Copy every line that contains the string "FTMO" from the entries below.

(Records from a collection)
════════════════

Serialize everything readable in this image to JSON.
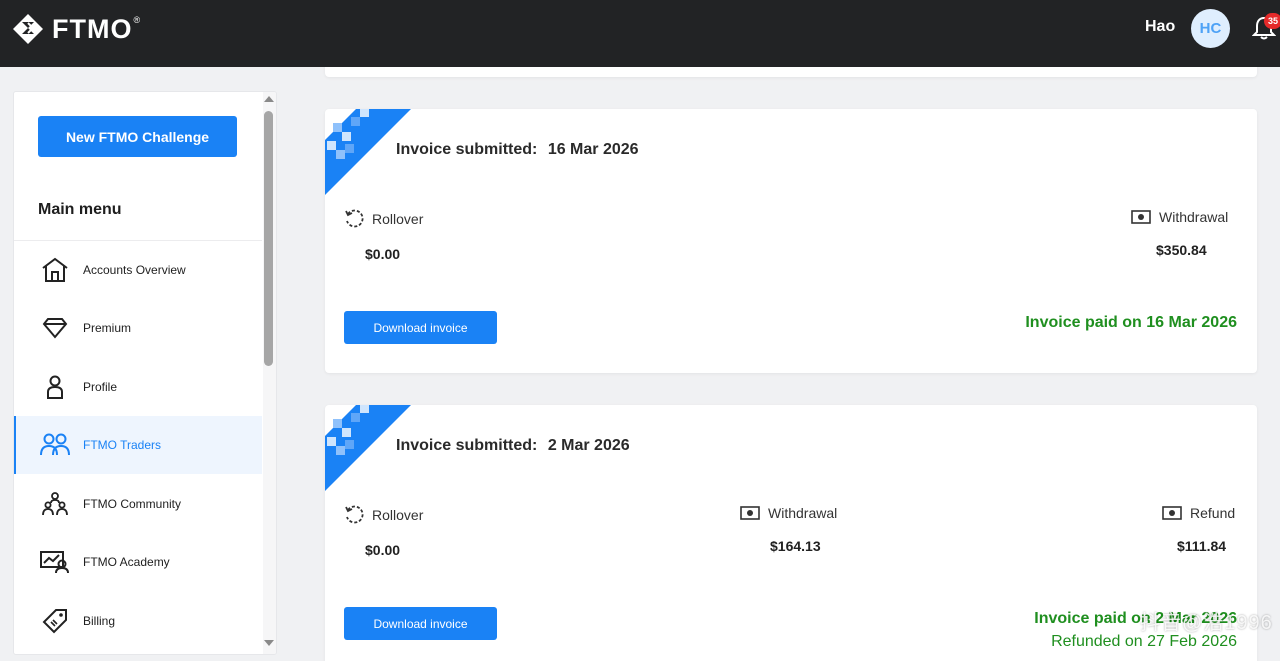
{
  "header": {
    "logo_text": "FTMO",
    "logo_reg": "®",
    "user_name": "Hao",
    "avatar_initials": "HC",
    "notification_count": "35"
  },
  "sidebar": {
    "new_challenge_label": "New FTMO Challenge",
    "main_menu_title": "Main menu",
    "items": [
      {
        "label": "Accounts Overview",
        "icon": "house-icon"
      },
      {
        "label": "Premium",
        "icon": "diamond-icon"
      },
      {
        "label": "Profile",
        "icon": "person-icon"
      },
      {
        "label": "FTMO Traders",
        "icon": "people-icon",
        "active": true
      },
      {
        "label": "FTMO Community",
        "icon": "community-icon"
      },
      {
        "label": "FTMO Academy",
        "icon": "academy-icon"
      },
      {
        "label": "Billing",
        "icon": "tag-icon"
      }
    ]
  },
  "invoices": [
    {
      "submitted_label": "Invoice submitted:",
      "submitted_date": "16 Mar 2026",
      "fields": [
        {
          "label": "Rollover",
          "value": "$0.00",
          "icon": "rollover-icon"
        },
        {
          "label": "Withdrawal",
          "value": "$350.84",
          "icon": "cash-icon"
        }
      ],
      "download_label": "Download invoice",
      "status": "Invoice paid on 16 Mar 2026"
    },
    {
      "submitted_label": "Invoice submitted:",
      "submitted_date": "2 Mar 2026",
      "fields": [
        {
          "label": "Rollover",
          "value": "$0.00",
          "icon": "rollover-icon"
        },
        {
          "label": "Withdrawal",
          "value": "$164.13",
          "icon": "cash-icon"
        },
        {
          "label": "Refund",
          "value": "$111.84",
          "icon": "cash-icon"
        }
      ],
      "download_label": "Download invoice",
      "status": "Invoice paid on 2 Mar 2026",
      "status2": "Refunded on 27 Feb 2026"
    }
  ],
  "watermark": "抖音@浩1996",
  "colors": {
    "topbar": "#222325",
    "accent": "#1a82f5",
    "success": "#1f8f1f"
  }
}
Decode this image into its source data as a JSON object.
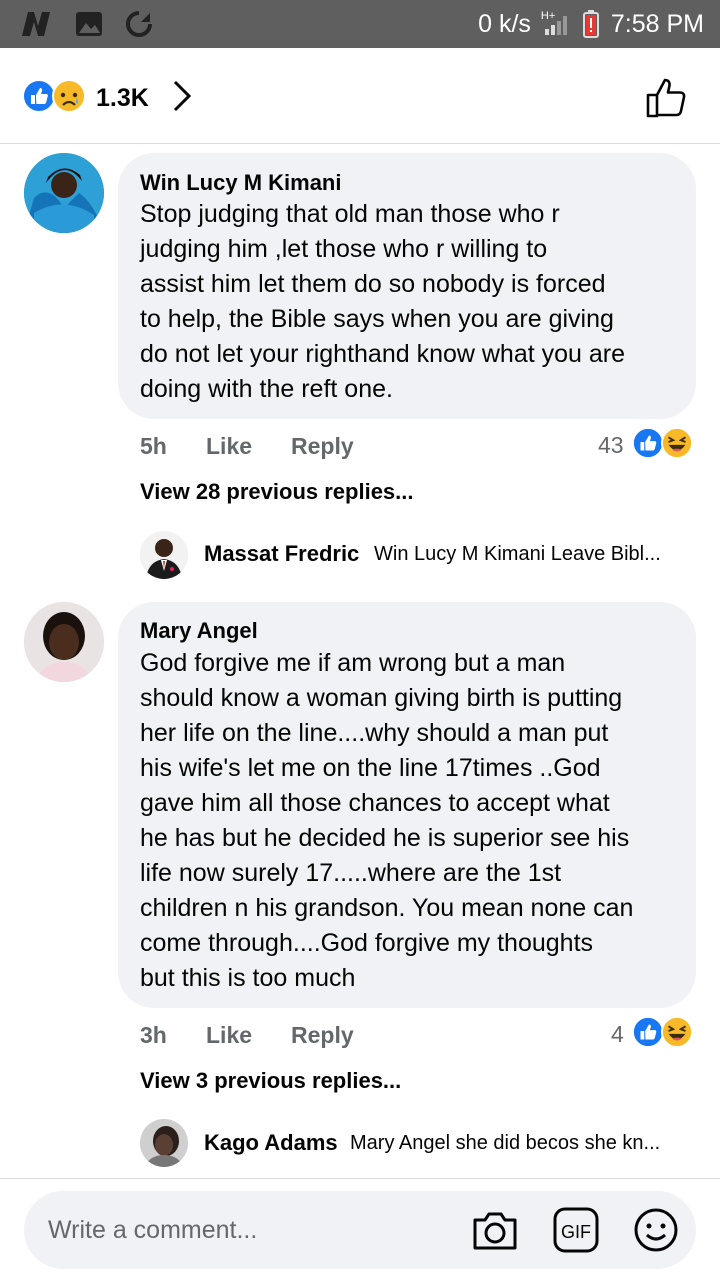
{
  "status_bar": {
    "speed": "0 k/s",
    "network": "H+",
    "time": "7:58 PM"
  },
  "header": {
    "reaction_count": "1.3K",
    "reactions": [
      "like-icon",
      "sad-icon"
    ]
  },
  "comments": [
    {
      "author": "Win Lucy M Kimani",
      "lines": [
        "Stop judging that old man those who r",
        "judging him ,let those who  r willing to",
        "assist him let them do so nobody is forced",
        "to help, the Bible says when you are giving",
        "do not let your righthand know what you are",
        "doing with the reft one."
      ],
      "time": "5h",
      "like_label": "Like",
      "reply_label": "Reply",
      "reaction_count": "43",
      "view_replies": "View 28 previous replies...",
      "reply": {
        "author": "Massat Fredric",
        "preview": "Win Lucy M Kimani Leave Bibl..."
      }
    },
    {
      "author": "Mary Angel",
      "lines": [
        "God forgive me if am wrong but a man",
        "should know a woman giving birth is putting",
        "her life on the line....why should a man put",
        "his wife's let me on the line 17times ..God",
        "gave him all those chances to accept what",
        "he has but he decided he is superior see his",
        "life now surely 17.....where are the 1st",
        "children n his grandson. You mean none can",
        "come through....God forgive my thoughts",
        "but this is too much"
      ],
      "time": "3h",
      "like_label": "Like",
      "reply_label": "Reply",
      "reaction_count": "4",
      "view_replies": "View 3 previous replies...",
      "reply": {
        "author": "Kago Adams",
        "preview": "Mary Angel she did becos she kn..."
      }
    }
  ],
  "composer": {
    "placeholder": "Write a comment...",
    "icons": [
      "camera-icon",
      "gif-icon",
      "emoji-icon"
    ]
  },
  "colors": {
    "like_blue": "#1877f2",
    "haha_yellow": "#f7b928",
    "bubble_bg": "#f0f2f5",
    "meta_gray": "#65676b"
  }
}
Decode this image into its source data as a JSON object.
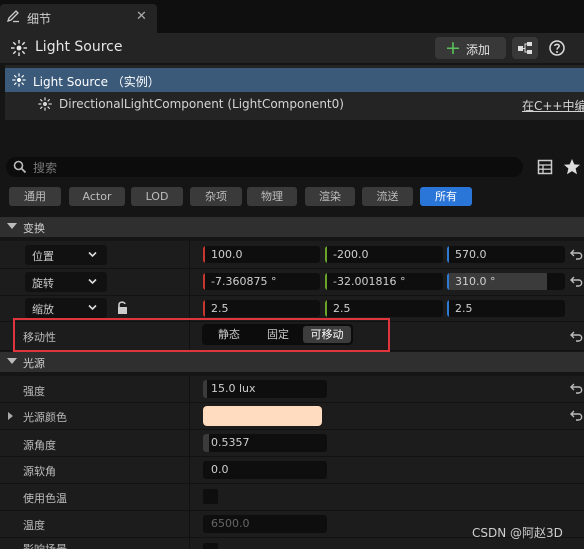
{
  "tab": {
    "title": "细节",
    "icon": "details-icon",
    "close": "✕"
  },
  "header": {
    "title": "Light Source",
    "add_label": "添加",
    "icon": "light-icon"
  },
  "tree": {
    "root_label": "Light Source （实例）",
    "child_label": "DirectionalLightComponent (LightComponent0)",
    "child_link": "在C++中编"
  },
  "search": {
    "placeholder": "搜索"
  },
  "filters": [
    "通用",
    "Actor",
    "LOD",
    "杂项",
    "物理",
    "渲染",
    "流送",
    "所有"
  ],
  "active_filter": "所有",
  "transform": {
    "section_title": "变换",
    "location": {
      "label": "位置",
      "x": "100.0",
      "y": "-200.0",
      "z": "570.0"
    },
    "rotation": {
      "label": "旋转",
      "x": "-7.360875 °",
      "y": "-32.001816 °",
      "z": "310.0 °"
    },
    "scale": {
      "label": "缩放",
      "x": "2.5",
      "y": "2.5",
      "z": "2.5"
    },
    "mobility": {
      "label": "移动性",
      "options": [
        "静态",
        "固定",
        "可移动"
      ],
      "selected": "可移动"
    }
  },
  "light": {
    "section_title": "光源",
    "intensity": {
      "label": "强度",
      "value": "15.0 lux",
      "level": 0.03
    },
    "color": {
      "label": "光源颜色",
      "value": "#ffdcbf"
    },
    "source_angle": {
      "label": "源角度",
      "value": "0.5357",
      "level": 0.05
    },
    "source_soft_angle": {
      "label": "源软角",
      "value": "0.0"
    },
    "use_temperature": {
      "label": "使用色温",
      "checked": false
    },
    "temperature": {
      "label": "温度",
      "value": "6500.0"
    },
    "cast_shadows": {
      "label": "影响场景"
    }
  },
  "watermark": "CSDN @阿赵3D",
  "colors": {
    "accent": "#2a75d8",
    "x_axis": "#c8372f",
    "y_axis": "#6aa527",
    "z_axis": "#2e7ad1",
    "highlight_box": "#e0353d",
    "tree_selected": "#3b5a7a"
  }
}
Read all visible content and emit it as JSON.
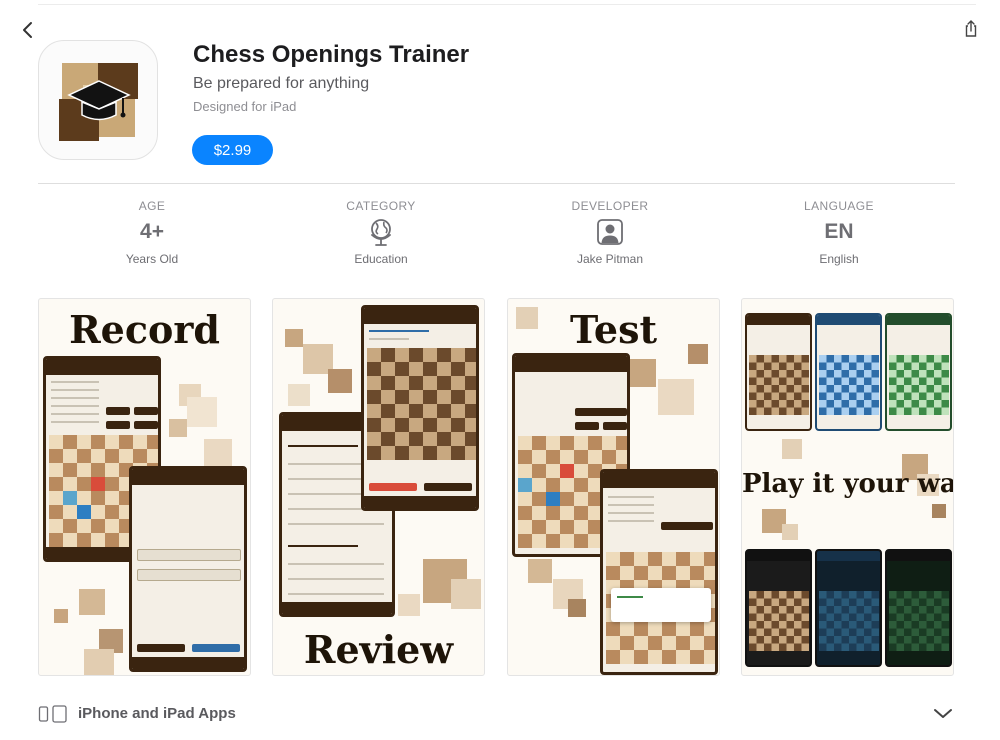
{
  "app": {
    "title": "Chess Openings Trainer",
    "subtitle": "Be prepared for anything",
    "designed_for": "Designed for iPad",
    "price": "$2.99"
  },
  "info": {
    "age": {
      "label": "AGE",
      "value": "4+",
      "sub": "Years Old"
    },
    "category": {
      "label": "CATEGORY",
      "icon": "globe-icon",
      "sub": "Education"
    },
    "developer": {
      "label": "DEVELOPER",
      "icon": "person-icon",
      "sub": "Jake Pitman"
    },
    "language": {
      "label": "LANGUAGE",
      "value": "EN",
      "sub": "English"
    }
  },
  "screenshots": {
    "record": "Record",
    "review": "Review",
    "test": "Test",
    "play": "Play it your way"
  },
  "footer": {
    "label": "iPhone and iPad Apps",
    "devices_icon": "iphone-ipad-icon",
    "chevron_icon": "chevron-down-icon"
  },
  "colors": {
    "accent": "#0a84ff",
    "brown_dark": "#3a2410",
    "board_light": "#eedbbb",
    "board_dark": "#b98a5e"
  }
}
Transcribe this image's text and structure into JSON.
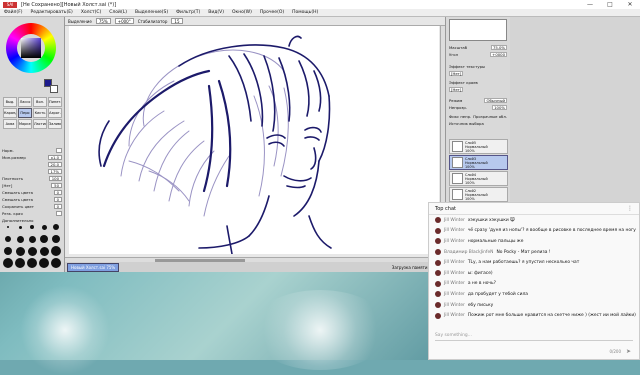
{
  "app": {
    "logo_text": "SAI",
    "title": "[Не Сохранено][Новый Холст.sai (*)]",
    "window_minimize": "—",
    "window_maximize": "□",
    "window_close": "✕"
  },
  "menu": [
    "Файл(F)",
    "Редактировать(E)",
    "Холст(C)",
    "Слой(L)",
    "Выделение(S)",
    "Фильтр(T)",
    "Вид(V)",
    "Окно(W)",
    "Прочее(O)",
    "Помощь(H)"
  ],
  "toolbar": {
    "select_label": "Выделение",
    "zoom_value": "75%",
    "rotate_value": "+000°",
    "straighten_label": "Стабилизатор",
    "stabilizer_value": "15"
  },
  "left_panel": {
    "tools": [
      "Выд.",
      "Лассо",
      "Вол.",
      "Пипет.",
      "Карандаш",
      "Перо",
      "Кисть",
      "Аэрог.",
      "Аква",
      "Маркер",
      "Ластик",
      "Заливка"
    ],
    "selected_tool": 5,
    "options": [
      {
        "label": "Норм.",
        "value": ""
      },
      {
        "label": "Мин.размер",
        "value": "x1.0"
      },
      {
        "label": "",
        "value": "20.0"
      },
      {
        "label": "",
        "value": "17%"
      },
      {
        "label": "Плотность",
        "value": "100"
      },
      {
        "label": "[Нет]",
        "value": "50"
      },
      {
        "label": "Смешать цвета",
        "value": "0"
      },
      {
        "label": "Смешать цвета",
        "value": "0"
      },
      {
        "label": "Сохранить цвет",
        "value": "0"
      },
      {
        "label": "Резк. края",
        "value": ""
      }
    ],
    "advanced_label": "Дополнительно"
  },
  "canvas": {
    "tab_label": "Новый Холст.sai",
    "tab_zoom": "75%",
    "status_text": "Загрузка памяти: 51%"
  },
  "right_panel": {
    "zoom_label": "Масштаб",
    "zoom_value": "75.0%",
    "angle_label": "Угол",
    "angle_value": "+0000",
    "rows": [
      {
        "label": "Эффект текстуры",
        "value": ""
      },
      {
        "label": "[Нет]",
        "value": ""
      },
      {
        "label": "Эффект краев",
        "value": ""
      },
      {
        "label": "[Нет]",
        "value": ""
      },
      {
        "label": "Режим",
        "value": "Обычный"
      },
      {
        "label": "Непрозр.",
        "value": "100%"
      }
    ],
    "checks": [
      "Фикс непр.",
      "Прозрачные обл.",
      "Источник выбора"
    ],
    "layers": [
      {
        "name": "Слой5",
        "mode": "Нормальный",
        "opacity": "100%",
        "selected": false
      },
      {
        "name": "Слой3",
        "mode": "Нормальный",
        "opacity": "100%",
        "selected": true
      },
      {
        "name": "Слой4",
        "mode": "Нормальный",
        "opacity": "100%",
        "selected": false
      },
      {
        "name": "Слой2",
        "mode": "Нормальный",
        "opacity": "100%",
        "selected": false
      },
      {
        "name": "Слой1",
        "mode": "Нормальный",
        "opacity": "100%",
        "selected": false
      }
    ]
  },
  "chat": {
    "header": "Top chat",
    "messages": [
      {
        "author": "Jill Winter",
        "text": "хэкушки хэкушки 😸"
      },
      {
        "author": "Jill Winter",
        "text": "чё сразу 'дуня из нопы'? я вообще в рисовке в последнее время на ногу"
      },
      {
        "author": "Jill Winter",
        "text": "нормальные пальцы же"
      },
      {
        "author": "Владимир BlackJinfeN",
        "text": "No Pocky - Мат релиза !"
      },
      {
        "author": "Jill Winter",
        "text": "ТLу, а нам работаешь? я упустил несколько чат"
      },
      {
        "author": "Jill Winter",
        "text": "ы: фигасе)"
      },
      {
        "author": "Jill Winter",
        "text": "а не в ночь?"
      },
      {
        "author": "Jill Winter",
        "text": "да пробудет у тебой сила"
      },
      {
        "author": "Jill Winter",
        "text": "ебу письку"
      },
      {
        "author": "Jill Winter",
        "text": "Пожиж рот мне больше нравится на скетче ниже ) (жест ии мой лайки)"
      }
    ],
    "input_placeholder": "Say something...",
    "char_count": "0/200"
  }
}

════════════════

Answer box:
    "logo_text": "FTMO",
    "new_challenge_label": "New FTMO Challenge",
        "label": "FTMO Traders",
        "label": "FTMO Community",
        "label": "FTMO Academy",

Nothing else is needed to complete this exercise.